### Activity
Please reproduce all of the data below exactly, leaving each picture out.

### Supplied records
===============

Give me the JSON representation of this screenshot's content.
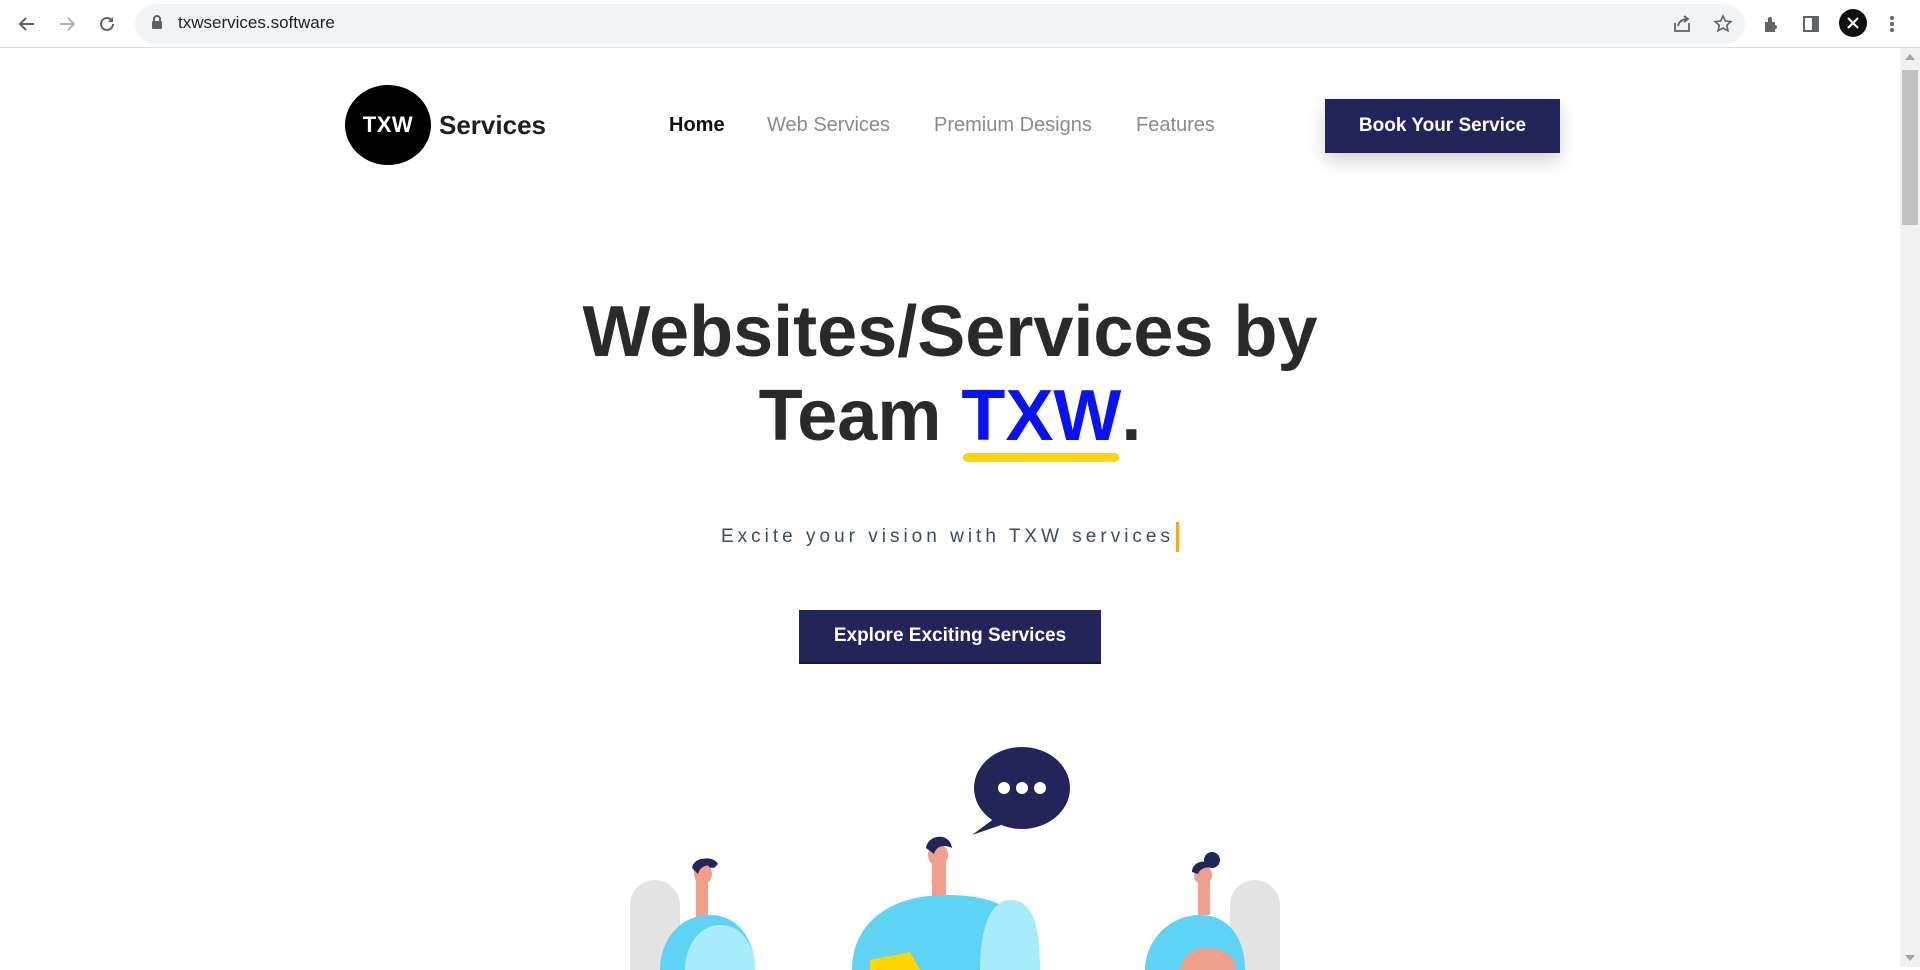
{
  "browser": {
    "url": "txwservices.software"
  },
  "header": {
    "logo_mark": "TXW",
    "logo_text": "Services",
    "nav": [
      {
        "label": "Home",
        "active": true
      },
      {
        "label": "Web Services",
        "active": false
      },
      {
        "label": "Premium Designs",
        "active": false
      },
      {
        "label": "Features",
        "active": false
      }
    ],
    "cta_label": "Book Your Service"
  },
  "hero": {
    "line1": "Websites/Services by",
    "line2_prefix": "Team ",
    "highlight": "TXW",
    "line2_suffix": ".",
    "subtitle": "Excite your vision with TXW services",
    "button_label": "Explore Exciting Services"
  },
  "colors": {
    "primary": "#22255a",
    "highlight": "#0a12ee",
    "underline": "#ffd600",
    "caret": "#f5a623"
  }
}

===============

### Reply to the exercise
Give me the JSON representation of this screenshot's content.
{
  "browser": {
    "url": "txwservices.software"
  },
  "header": {
    "logo_mark": "TXW",
    "logo_text": "Services",
    "nav": [
      {
        "label": "Home",
        "active": true
      },
      {
        "label": "Web Services",
        "active": false
      },
      {
        "label": "Premium Designs",
        "active": false
      },
      {
        "label": "Features",
        "active": false
      }
    ],
    "cta_label": "Book Your Service"
  },
  "hero": {
    "line1": "Websites/Services by",
    "line2_prefix": "Team ",
    "highlight": "TXW",
    "line2_suffix": ".",
    "subtitle": "Excite your vision with TXW services",
    "button_label": "Explore Exciting Services"
  },
  "colors": {
    "primary": "#22255a",
    "highlight": "#0a12ee",
    "underline": "#ffd600",
    "caret": "#f5a623"
  }
}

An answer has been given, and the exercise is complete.